Van der Zyl came to Britain in 1939.[8] During World War II the British Government interned him at Kitchener Camp in Sandwich, Kent and then at Mooragh Internment Camp [1] on the Isle of Man[9] as an "enemy alien". He was released from internment in 1943 and became Minister at North Western Reform Synagogue, remaining there until 1958.[7] While serving as minister at North Western Reform Synagogue, and at the West London Synagogue, where he was Senior Rabbi from 1958 to 1968,[10] he oversaw the creation of the Jewish Theological College of London (later Leo Baeck College), sponsored by the Reform Synagogues of Great Britain, and the College's subsequent additional sponsorship by the Liberal Judaism Movement.[11]

He retired in 1968 to Majorca where he held the post of honorary rabbi to the Jewish community in Palma.[4]

He was a founder and President of Leo Baeck College, London; President of the Reform Synagogues of Great Britain (now known as the Movement for Reform Judaism); and Life Vice President of the World Union for Progressive Judaism.

Personal life[edit]

He was the father of artist, poet, public speaker and voice actress Nikki van der Zyl.[12]

Death and legacy[edit]

He died in Palma, Majorca in 1984 and is buried at Hoop Lane Jewish Cemetery in Golders Green.[2]
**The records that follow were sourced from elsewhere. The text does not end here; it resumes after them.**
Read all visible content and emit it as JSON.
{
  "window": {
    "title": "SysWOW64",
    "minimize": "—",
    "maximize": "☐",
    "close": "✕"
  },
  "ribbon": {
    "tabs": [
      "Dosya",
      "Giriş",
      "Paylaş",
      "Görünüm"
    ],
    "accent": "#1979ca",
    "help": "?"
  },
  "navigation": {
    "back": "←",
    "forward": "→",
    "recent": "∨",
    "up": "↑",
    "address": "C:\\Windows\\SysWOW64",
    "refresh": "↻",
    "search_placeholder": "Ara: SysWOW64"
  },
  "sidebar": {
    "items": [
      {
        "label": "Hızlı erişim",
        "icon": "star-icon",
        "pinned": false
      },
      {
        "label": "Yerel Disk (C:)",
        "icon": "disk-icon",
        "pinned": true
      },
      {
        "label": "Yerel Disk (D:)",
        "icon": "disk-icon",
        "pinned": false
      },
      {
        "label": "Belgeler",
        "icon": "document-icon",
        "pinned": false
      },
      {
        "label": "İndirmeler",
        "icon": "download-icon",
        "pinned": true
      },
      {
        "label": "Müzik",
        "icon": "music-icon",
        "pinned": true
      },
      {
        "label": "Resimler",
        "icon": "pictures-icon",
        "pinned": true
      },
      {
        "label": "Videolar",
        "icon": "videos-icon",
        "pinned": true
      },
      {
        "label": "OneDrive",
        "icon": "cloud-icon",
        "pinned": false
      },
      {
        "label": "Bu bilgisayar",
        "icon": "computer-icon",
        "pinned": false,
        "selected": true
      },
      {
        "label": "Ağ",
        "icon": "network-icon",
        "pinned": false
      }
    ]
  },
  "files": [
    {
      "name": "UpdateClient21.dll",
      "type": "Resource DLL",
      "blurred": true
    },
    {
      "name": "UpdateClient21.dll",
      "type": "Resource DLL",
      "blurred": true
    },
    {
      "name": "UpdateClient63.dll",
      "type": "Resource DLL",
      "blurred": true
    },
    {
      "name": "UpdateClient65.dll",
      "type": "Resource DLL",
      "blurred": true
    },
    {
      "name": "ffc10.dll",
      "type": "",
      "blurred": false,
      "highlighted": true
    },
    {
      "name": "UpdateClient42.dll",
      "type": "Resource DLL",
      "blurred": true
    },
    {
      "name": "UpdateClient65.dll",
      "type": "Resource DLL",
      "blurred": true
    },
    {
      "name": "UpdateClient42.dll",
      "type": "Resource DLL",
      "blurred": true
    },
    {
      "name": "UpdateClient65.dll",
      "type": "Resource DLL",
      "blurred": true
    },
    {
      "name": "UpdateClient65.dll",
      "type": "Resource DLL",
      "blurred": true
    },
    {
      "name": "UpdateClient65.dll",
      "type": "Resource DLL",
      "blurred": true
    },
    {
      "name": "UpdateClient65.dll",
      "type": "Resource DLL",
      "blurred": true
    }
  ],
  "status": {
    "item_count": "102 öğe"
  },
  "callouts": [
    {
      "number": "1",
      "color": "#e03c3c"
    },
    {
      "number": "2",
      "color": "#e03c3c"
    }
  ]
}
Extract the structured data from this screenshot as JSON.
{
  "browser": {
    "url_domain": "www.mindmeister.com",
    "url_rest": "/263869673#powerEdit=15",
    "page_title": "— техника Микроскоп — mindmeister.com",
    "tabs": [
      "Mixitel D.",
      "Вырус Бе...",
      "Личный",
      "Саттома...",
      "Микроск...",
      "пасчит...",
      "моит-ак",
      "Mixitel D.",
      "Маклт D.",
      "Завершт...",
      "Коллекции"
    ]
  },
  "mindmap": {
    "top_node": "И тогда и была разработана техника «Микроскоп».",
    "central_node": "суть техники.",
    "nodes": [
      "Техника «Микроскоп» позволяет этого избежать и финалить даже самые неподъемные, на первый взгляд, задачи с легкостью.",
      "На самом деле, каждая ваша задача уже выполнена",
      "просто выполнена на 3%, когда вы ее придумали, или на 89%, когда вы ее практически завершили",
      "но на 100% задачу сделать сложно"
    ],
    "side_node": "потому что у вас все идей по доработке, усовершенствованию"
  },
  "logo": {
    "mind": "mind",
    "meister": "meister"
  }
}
An annual lecture is held in his memory at Leo Baeck College.[8][13] In April 2013 Leo Baeck College announced the appointment of Rabbi Maurice Michaels as its first Van der Zyl Head of Vocational Studies, a post named in honour of the College's founder.[14]
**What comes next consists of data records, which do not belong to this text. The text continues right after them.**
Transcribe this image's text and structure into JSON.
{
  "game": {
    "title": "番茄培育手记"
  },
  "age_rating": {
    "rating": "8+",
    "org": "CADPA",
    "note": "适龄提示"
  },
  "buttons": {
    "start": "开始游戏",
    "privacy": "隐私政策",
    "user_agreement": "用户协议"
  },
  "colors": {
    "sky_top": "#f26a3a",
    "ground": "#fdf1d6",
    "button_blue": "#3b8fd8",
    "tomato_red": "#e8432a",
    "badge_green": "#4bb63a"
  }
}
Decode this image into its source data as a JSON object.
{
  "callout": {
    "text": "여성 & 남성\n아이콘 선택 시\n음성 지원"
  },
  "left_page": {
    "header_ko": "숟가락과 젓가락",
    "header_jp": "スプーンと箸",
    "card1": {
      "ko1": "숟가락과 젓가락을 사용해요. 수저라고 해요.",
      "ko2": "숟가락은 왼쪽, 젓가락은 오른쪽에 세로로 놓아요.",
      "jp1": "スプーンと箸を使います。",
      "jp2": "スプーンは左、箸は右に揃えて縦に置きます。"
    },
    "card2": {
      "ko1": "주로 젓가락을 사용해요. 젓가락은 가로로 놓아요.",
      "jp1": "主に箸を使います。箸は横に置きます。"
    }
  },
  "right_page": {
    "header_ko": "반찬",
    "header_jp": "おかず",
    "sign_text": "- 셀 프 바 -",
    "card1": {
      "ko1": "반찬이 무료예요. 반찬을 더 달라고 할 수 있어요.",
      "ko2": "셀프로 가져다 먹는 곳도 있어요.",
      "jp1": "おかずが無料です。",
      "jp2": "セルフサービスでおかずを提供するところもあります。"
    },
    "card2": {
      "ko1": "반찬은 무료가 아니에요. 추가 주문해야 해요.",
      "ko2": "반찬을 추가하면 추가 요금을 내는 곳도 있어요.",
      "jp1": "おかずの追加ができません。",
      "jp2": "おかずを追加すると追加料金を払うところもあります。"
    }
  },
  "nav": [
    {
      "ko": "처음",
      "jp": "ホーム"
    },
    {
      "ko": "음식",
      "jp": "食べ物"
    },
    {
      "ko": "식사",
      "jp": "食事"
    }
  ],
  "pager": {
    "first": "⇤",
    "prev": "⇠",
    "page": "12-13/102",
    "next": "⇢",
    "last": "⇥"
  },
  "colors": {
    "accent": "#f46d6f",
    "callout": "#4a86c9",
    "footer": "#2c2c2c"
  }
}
His family papers are held at the University of Southampton.[15]

References[edit]

  1. ^ a b c Van der Zyl, Nikki. "Rabbi Dr. Werner van der Zyl – Background". The World of Nikki van der Zyl. Retrieved 18 April 2014. 
  2. ^ a b Sante Hanse, Britta; Klüh, Thomas (14 December 2010). "Renaming the so-called small market in Dr. Werner van der Zyl Square". Committee on Demography, Urban Development and Environment. Schwerte.de. Retrieved 8 March 2013. 
  3. ^ a b c Jon Epstein & David Jacobs (2006). A History in our Time: Rabbis and Teachers Buried at Hoop Lane Cemetery. Movement for Reform Judaism. p. 23. 
  4. ^ a b c d e "Obituary: Rabbi Werner van der Zyl" (PDF). AJR Information. Association of Jewish Refugees. 39 (6): 9. June 1984. 
  5. ^ Van der Zyl, Nikki. "Rabbi Dr. Werner van der Zyl – Photo Album". The World of Nikki van der Zyl. Retrieved 22 November 2012. 
  6. ^ "Auschwitz Remembered: Nikki van der Zyl" (PDF). Holocaust Memorial Day Trust. Retrieved 23 November 2012. 
  7. ^ a b "Aylth – History and Heritage". North Western Reform Synagogue. Retrieved 22 November 2012. 
  8. ^ a b "2013 Van Der Zyl Lecture". Calendar. Movement for Reform Judaism. 2013. Retrieved 18 April 2014. 
  9. ^ "MS 297: Van der Zyl family papers, 1928–94". Special Collections: Manuscripts collections. University of Southampton. 16 December 2011. Retrieved 22 November 2012. 
  10. ^ "West London Synagogue of British Jews: Ministers of the Congregation". JCR-UK. Retrieved 22 November 2012. 
  11. ^ Magonet, Jonathan (Autumn 2012). "Rabbi Dr Werner Van Der Zyl and the Creation of Leo Baeck College. The German Rabbinate Abroad: Transferring German-jewish Modernity Into the World?". European Judaism. 45 (2): 103–111. 
  12. ^ Meaker, Morgan. "Foy your ears only". Magazine. Kids of Dada. Retrieved 18 April 2014. 
  13. ^ "Event: 2012 Van Der Zyl Lecture: 'Rabbis: The Next Generation'". Events. Leo Baeck College. 2012. Retrieved 8 March 2013. 
  14. ^ "Van der Zyl Head of Vocational Studies". Movement for Reform Judaism. 26 April 2013. Retrieved 30 April 2013. 
  15. ^ "MS 297 Van der Zyl family papers, 1928–94". University of Southampton. Retrieved 11 April 2013. 

See also[edit]